• [DESCRIPTION OF THE TASK]: Where an entry contains an image, skip the image and print the rest exactly.

• [PROVIDED ENTRIES]:

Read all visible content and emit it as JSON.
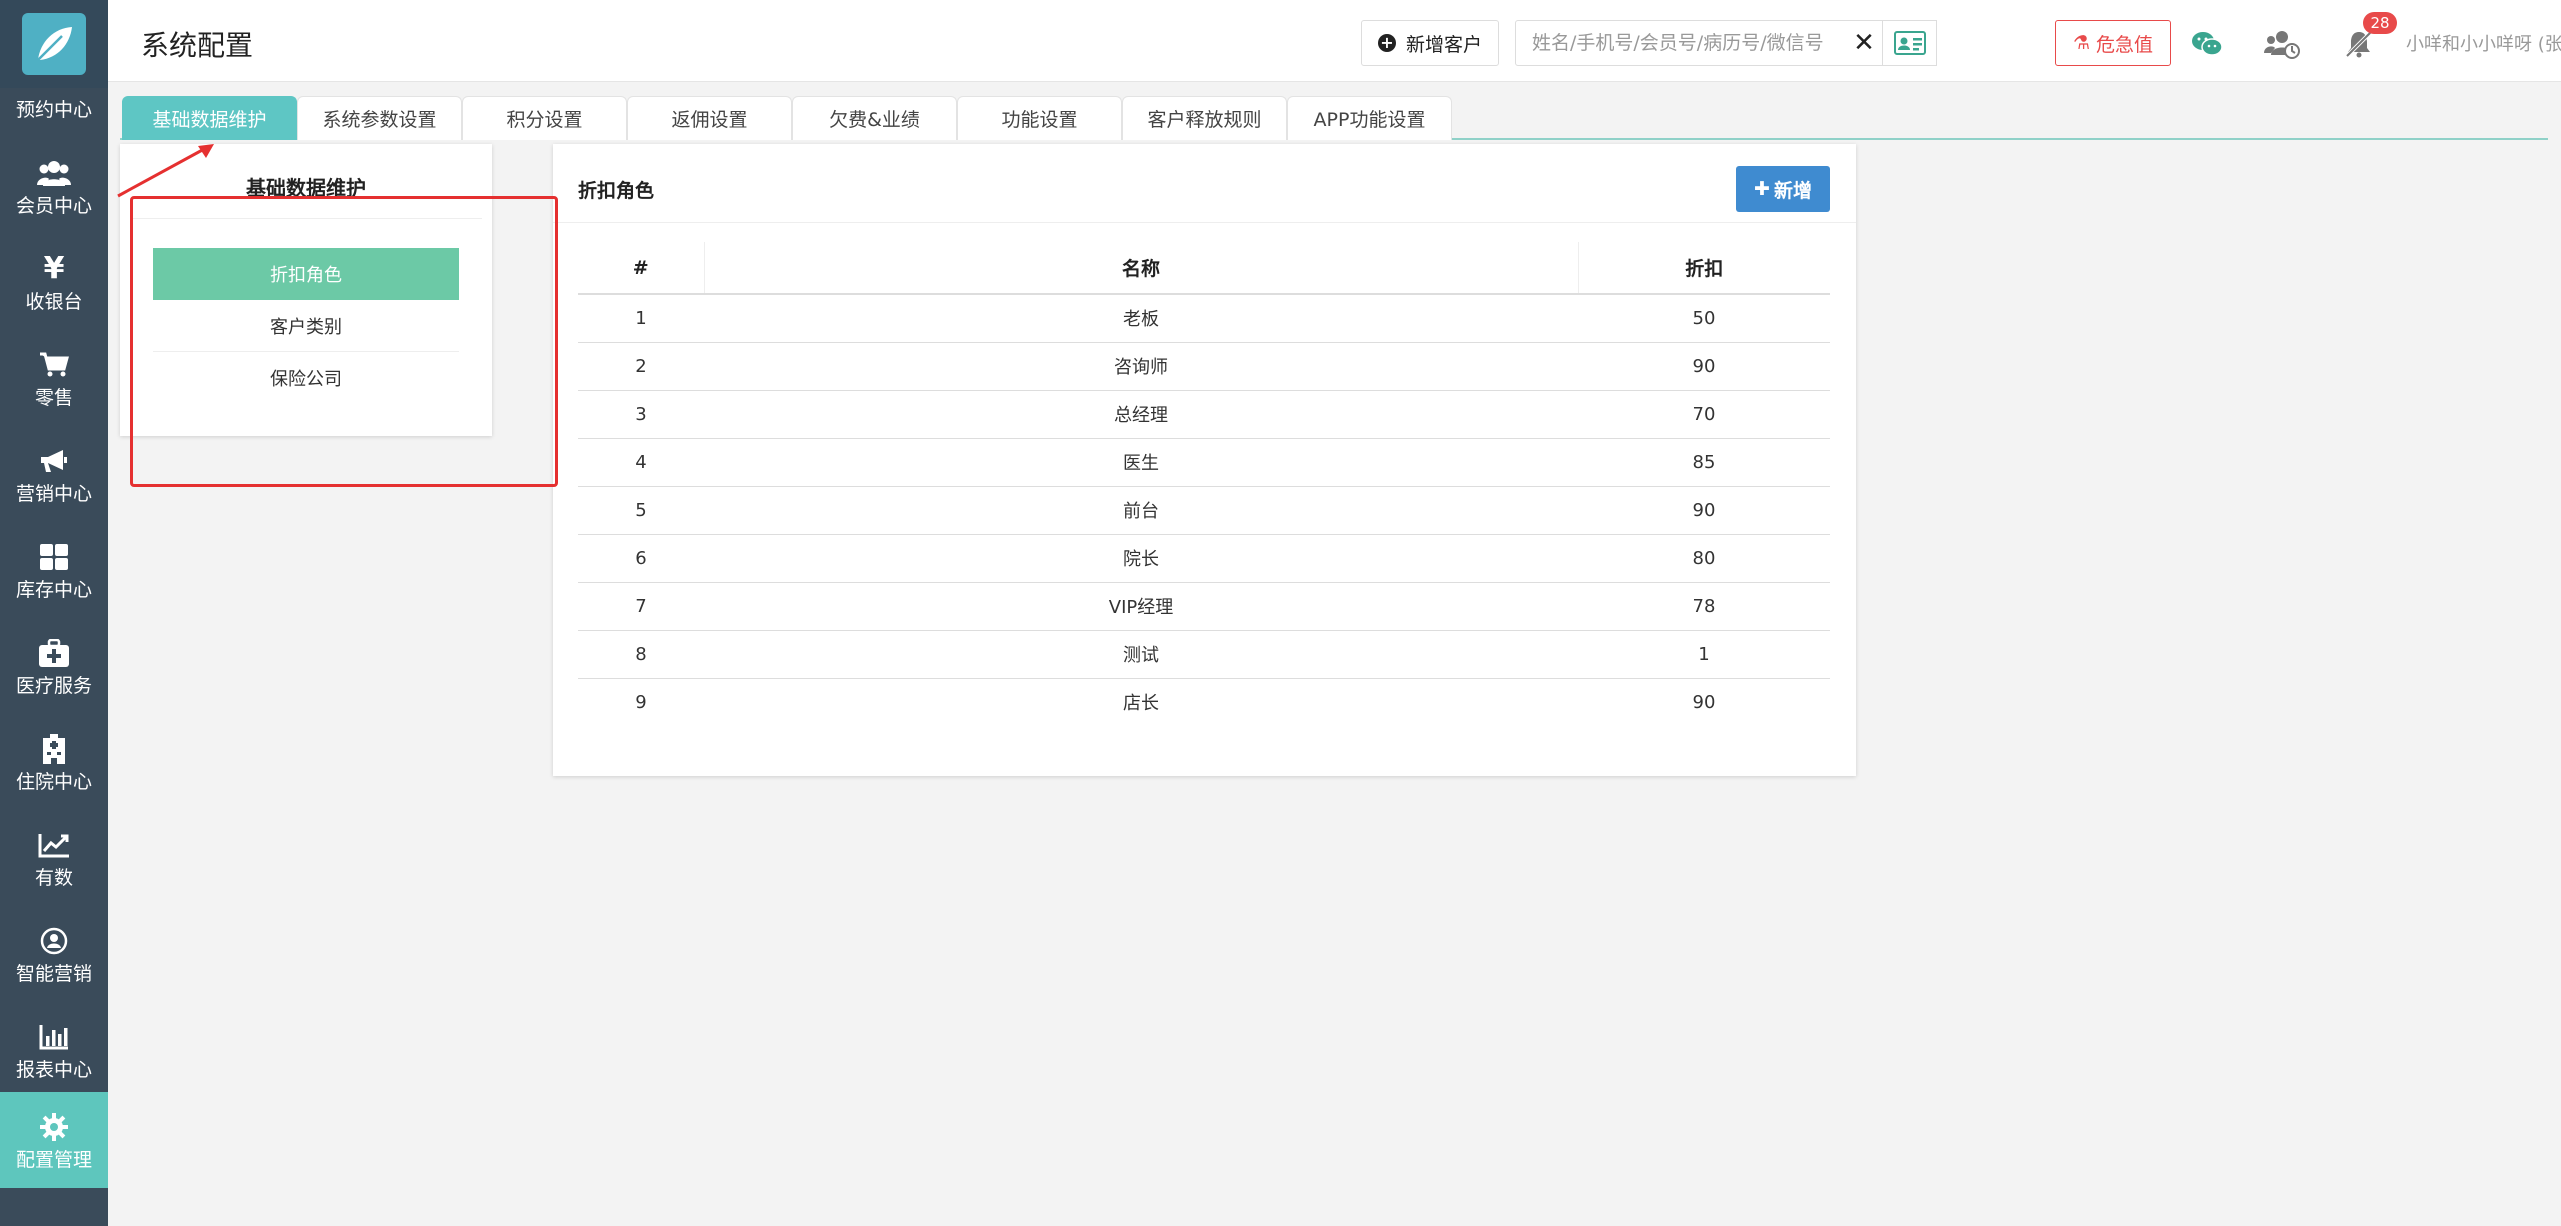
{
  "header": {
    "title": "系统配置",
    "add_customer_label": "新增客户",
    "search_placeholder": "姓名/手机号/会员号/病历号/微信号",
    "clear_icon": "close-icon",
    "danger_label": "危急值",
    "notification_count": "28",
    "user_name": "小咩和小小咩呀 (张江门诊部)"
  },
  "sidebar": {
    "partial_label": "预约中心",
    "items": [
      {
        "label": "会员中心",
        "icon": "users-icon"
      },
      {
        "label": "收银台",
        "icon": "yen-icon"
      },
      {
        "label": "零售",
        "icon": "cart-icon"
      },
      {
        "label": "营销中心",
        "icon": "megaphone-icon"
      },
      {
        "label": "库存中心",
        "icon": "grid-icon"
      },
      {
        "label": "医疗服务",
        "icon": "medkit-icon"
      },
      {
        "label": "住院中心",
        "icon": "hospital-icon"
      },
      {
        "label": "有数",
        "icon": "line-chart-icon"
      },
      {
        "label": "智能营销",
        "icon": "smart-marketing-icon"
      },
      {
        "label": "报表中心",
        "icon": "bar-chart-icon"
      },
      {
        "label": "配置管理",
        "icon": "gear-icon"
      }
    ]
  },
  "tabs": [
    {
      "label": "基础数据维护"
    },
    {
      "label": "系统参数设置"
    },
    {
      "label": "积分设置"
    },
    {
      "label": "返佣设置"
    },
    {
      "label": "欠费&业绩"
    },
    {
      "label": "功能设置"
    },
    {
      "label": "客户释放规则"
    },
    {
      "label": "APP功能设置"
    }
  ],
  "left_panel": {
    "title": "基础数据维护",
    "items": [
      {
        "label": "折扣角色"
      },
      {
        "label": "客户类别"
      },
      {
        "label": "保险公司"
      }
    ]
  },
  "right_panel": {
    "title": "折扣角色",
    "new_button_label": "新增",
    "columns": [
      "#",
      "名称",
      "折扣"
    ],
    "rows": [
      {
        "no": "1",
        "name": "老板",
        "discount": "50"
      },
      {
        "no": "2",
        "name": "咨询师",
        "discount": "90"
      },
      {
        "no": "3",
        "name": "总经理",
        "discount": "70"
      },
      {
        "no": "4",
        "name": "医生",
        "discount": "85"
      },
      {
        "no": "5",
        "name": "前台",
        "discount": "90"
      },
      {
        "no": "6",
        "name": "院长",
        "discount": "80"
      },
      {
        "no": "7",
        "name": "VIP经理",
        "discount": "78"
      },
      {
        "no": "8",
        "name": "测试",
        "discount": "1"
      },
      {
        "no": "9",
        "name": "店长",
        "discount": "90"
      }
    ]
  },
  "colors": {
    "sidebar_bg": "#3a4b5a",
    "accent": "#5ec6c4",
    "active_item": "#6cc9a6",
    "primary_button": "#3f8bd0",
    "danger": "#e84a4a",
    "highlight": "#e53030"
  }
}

• [EXERCISE RESPONSE]:
Read all visible content and emit it as JSON.
{
  "header": {
    "title": "系统配置",
    "add_customer_label": "新增客户",
    "search_placeholder": "姓名/手机号/会员号/病历号/微信号",
    "clear_icon": "close-icon",
    "danger_label": "危急值",
    "notification_count": "28",
    "user_name": "小咩和小小咩呀 (张江门诊部)"
  },
  "sidebar": {
    "partial_label": "预约中心",
    "items": [
      {
        "label": "会员中心",
        "icon": "users-icon"
      },
      {
        "label": "收银台",
        "icon": "yen-icon"
      },
      {
        "label": "零售",
        "icon": "cart-icon"
      },
      {
        "label": "营销中心",
        "icon": "megaphone-icon"
      },
      {
        "label": "库存中心",
        "icon": "grid-icon"
      },
      {
        "label": "医疗服务",
        "icon": "medkit-icon"
      },
      {
        "label": "住院中心",
        "icon": "hospital-icon"
      },
      {
        "label": "有数",
        "icon": "line-chart-icon"
      },
      {
        "label": "智能营销",
        "icon": "smart-marketing-icon"
      },
      {
        "label": "报表中心",
        "icon": "bar-chart-icon"
      },
      {
        "label": "配置管理",
        "icon": "gear-icon"
      }
    ]
  },
  "tabs": [
    {
      "label": "基础数据维护"
    },
    {
      "label": "系统参数设置"
    },
    {
      "label": "积分设置"
    },
    {
      "label": "返佣设置"
    },
    {
      "label": "欠费&业绩"
    },
    {
      "label": "功能设置"
    },
    {
      "label": "客户释放规则"
    },
    {
      "label": "APP功能设置"
    }
  ],
  "left_panel": {
    "title": "基础数据维护",
    "items": [
      {
        "label": "折扣角色"
      },
      {
        "label": "客户类别"
      },
      {
        "label": "保险公司"
      }
    ]
  },
  "right_panel": {
    "title": "折扣角色",
    "new_button_label": "新增",
    "columns": [
      "#",
      "名称",
      "折扣"
    ],
    "rows": [
      {
        "no": "1",
        "name": "老板",
        "discount": "50"
      },
      {
        "no": "2",
        "name": "咨询师",
        "discount": "90"
      },
      {
        "no": "3",
        "name": "总经理",
        "discount": "70"
      },
      {
        "no": "4",
        "name": "医生",
        "discount": "85"
      },
      {
        "no": "5",
        "name": "前台",
        "discount": "90"
      },
      {
        "no": "6",
        "name": "院长",
        "discount": "80"
      },
      {
        "no": "7",
        "name": "VIP经理",
        "discount": "78"
      },
      {
        "no": "8",
        "name": "测试",
        "discount": "1"
      },
      {
        "no": "9",
        "name": "店长",
        "discount": "90"
      }
    ]
  },
  "colors": {
    "sidebar_bg": "#3a4b5a",
    "accent": "#5ec6c4",
    "active_item": "#6cc9a6",
    "primary_button": "#3f8bd0",
    "danger": "#e84a4a",
    "highlight": "#e53030"
  }
}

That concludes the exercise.